Soaring shots scope the bright yellow, tent-like roof of the Philharmonic, by architect Hans Scharoun whose innovative and controversial design has endured, unlike its erstwhile detested neighbour, the Berlin Wall.
Wenders said its modernity had swayed him, as Scharoun, whose ideas were considered "degenerate" by the Nazis, broke new ground by placing the musicians at the centre of the auditorium.
A polio institute to a prison
Veteran US actor Redford, who has hit screens lately in the one-man-show "All Is Lost", opted for The Salk Institute in California where virologist Jonas Salk, pioneer of the polio vaccine, collaborated with architect Louis Kahn.
Set to music by Moby, the film by Redford lingers on its geometric angles and symmetry, panning out to show the open space between the two wings and asks how the building influences the scientists working in its laboratories.
He said he had settled on the institute after growing up not far from it and remembering the impact of its polio breakthrough. "I had a mild case of it myself when I was 11 years old," he said in press notes.
"When Jonas Salk invented the vaccine, it was just shatteringly big news."
Running at well over two hours, "Cathedrals of Culture", which won applause at its Berlinale screening, is demanding of the spectator and its component six films could stand to be arranged into shorter segments.
But its sweeping photographic images, novel ideas on a building taking on a life of its own and 3-D poking-about of its nooks and crannies extends the movie's appeal beyond architecture aficionados.
A stand-out section is Danish director Michael Madsen's film about Halden Prison where barless cell windows look out on to the Norwegian forest and a woman guard plays basketball with hardened inmates, but rules remain strict and absolute.
"Social engineering, rehabilitation, that is what I was interested in exploring," he said in a Q&A session after the screening.
It also contains a fleeting moment of humour when one particularly tough-looking prisoner, among a string of inmates who unflinchingly glare into the camera, finds he can't stop breaking into a smile.
Old library and art houses
Juxtaposing the prison's modernity is the 19th century National Library of Russia in Saint Petersburg.
With the modern age whizzing by outside, the film savours the beauty of the undigitized library's books, the tick tock of the pendulum clock or the echoey corridors where female librarians dust books by hand.
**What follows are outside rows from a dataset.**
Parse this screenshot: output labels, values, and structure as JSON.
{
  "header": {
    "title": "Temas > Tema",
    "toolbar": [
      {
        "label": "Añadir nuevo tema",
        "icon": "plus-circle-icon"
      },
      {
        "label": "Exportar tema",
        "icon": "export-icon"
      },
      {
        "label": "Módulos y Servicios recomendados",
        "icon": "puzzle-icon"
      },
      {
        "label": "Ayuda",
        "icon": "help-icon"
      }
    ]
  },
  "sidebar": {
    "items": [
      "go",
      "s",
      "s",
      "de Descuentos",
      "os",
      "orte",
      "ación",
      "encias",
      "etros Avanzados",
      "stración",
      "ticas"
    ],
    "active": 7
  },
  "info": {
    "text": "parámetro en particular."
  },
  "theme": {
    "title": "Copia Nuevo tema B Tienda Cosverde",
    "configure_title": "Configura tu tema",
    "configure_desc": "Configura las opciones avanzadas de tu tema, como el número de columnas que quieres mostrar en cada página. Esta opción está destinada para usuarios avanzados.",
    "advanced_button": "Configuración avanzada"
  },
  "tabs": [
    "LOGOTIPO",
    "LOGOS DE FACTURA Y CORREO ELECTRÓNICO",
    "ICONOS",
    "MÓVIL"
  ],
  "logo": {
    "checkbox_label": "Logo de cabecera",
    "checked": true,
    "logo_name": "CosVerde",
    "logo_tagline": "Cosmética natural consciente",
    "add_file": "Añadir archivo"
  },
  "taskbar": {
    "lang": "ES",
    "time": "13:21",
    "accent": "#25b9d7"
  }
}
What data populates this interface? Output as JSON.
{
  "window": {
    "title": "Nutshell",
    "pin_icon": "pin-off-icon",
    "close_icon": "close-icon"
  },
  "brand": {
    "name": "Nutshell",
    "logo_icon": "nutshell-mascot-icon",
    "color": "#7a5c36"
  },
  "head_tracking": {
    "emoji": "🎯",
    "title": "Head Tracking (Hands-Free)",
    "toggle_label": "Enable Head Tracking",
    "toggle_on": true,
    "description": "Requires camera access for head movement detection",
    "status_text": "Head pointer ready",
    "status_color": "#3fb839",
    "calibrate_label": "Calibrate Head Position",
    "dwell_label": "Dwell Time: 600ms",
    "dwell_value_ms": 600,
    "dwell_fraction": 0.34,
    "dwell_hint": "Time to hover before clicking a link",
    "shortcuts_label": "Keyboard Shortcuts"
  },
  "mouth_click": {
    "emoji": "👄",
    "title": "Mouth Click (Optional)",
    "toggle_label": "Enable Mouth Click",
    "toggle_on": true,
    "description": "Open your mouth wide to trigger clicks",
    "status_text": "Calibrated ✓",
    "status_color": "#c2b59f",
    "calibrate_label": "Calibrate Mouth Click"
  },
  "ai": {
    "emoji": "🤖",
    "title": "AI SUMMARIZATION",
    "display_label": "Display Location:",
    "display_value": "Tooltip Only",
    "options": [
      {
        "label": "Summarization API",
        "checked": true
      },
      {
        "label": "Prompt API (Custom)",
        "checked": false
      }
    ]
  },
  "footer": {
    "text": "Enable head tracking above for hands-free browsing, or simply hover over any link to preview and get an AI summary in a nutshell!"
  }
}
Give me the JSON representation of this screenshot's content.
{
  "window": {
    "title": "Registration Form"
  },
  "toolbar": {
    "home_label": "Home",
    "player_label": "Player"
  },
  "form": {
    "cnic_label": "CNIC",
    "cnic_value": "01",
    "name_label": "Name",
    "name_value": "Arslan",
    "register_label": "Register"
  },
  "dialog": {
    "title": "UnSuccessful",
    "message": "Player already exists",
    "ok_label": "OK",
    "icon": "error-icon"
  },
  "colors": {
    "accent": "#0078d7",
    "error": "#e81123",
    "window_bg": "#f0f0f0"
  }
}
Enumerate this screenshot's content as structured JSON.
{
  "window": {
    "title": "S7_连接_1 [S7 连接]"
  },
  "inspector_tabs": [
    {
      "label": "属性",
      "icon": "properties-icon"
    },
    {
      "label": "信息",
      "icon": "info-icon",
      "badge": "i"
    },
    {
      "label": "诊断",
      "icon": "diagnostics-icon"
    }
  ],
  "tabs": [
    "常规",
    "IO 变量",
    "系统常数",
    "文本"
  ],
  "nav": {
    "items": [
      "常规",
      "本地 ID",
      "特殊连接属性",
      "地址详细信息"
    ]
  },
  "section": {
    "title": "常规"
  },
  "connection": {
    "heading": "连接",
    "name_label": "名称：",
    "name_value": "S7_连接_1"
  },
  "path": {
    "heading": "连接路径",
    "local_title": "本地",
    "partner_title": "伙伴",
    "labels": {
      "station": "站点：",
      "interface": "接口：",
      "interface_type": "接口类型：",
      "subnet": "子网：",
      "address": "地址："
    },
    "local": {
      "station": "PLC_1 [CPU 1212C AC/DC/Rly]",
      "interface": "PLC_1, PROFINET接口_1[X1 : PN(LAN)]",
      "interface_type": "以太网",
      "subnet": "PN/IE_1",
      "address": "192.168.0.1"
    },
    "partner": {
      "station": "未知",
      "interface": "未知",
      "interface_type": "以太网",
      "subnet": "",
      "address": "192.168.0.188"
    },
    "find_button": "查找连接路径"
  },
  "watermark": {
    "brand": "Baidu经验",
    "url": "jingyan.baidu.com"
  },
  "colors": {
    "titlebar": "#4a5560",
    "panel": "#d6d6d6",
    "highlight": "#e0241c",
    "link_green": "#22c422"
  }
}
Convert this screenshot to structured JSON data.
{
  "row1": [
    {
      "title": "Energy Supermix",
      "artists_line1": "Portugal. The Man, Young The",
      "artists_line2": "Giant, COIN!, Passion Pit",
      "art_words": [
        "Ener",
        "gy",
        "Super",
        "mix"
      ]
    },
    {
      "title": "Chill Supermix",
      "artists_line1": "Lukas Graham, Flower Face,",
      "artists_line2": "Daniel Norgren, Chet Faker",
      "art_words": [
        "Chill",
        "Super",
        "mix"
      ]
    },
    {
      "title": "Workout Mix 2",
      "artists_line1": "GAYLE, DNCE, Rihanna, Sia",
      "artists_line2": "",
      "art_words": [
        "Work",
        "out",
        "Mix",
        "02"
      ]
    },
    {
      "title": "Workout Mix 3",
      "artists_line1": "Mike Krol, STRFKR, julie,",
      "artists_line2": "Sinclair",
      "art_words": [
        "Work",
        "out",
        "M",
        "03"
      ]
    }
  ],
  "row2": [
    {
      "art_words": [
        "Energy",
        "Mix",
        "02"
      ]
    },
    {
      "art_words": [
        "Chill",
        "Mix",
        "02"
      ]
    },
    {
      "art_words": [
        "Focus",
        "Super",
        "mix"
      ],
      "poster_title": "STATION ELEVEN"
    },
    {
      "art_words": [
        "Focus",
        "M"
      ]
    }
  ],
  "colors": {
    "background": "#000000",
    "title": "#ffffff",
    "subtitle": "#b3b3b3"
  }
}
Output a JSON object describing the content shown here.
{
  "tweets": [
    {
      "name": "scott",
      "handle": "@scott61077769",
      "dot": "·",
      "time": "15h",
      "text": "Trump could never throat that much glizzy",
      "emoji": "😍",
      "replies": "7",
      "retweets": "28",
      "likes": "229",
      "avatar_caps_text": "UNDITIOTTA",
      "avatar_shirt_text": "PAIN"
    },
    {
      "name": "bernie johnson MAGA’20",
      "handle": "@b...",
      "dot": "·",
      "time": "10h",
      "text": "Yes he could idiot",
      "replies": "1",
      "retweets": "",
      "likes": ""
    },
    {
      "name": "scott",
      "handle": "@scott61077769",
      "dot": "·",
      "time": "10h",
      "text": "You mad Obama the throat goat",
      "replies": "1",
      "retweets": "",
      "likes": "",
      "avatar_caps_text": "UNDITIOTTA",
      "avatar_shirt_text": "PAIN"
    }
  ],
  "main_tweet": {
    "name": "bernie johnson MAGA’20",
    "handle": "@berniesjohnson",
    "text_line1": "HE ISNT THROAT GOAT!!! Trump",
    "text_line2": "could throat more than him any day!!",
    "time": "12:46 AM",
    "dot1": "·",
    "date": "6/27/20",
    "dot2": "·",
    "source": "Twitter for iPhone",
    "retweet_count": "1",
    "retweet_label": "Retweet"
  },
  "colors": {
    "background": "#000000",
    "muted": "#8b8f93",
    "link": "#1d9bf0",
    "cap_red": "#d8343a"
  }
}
Also featured is the Pompidou Centre in Paris, affectionately explored by Brazilian director Karim Ainouz, a trained architect, who imagines the building's fear that people will lose interest in it.
And Margreth Olin said she had liked the concept, while exploring the Oslo Opera House, that buildings "remember" visitors or employees and had keenly felt that her film should have a female narrator.
"The building started speaking to me," she said after the screening -- and, it was a woman, she quipped.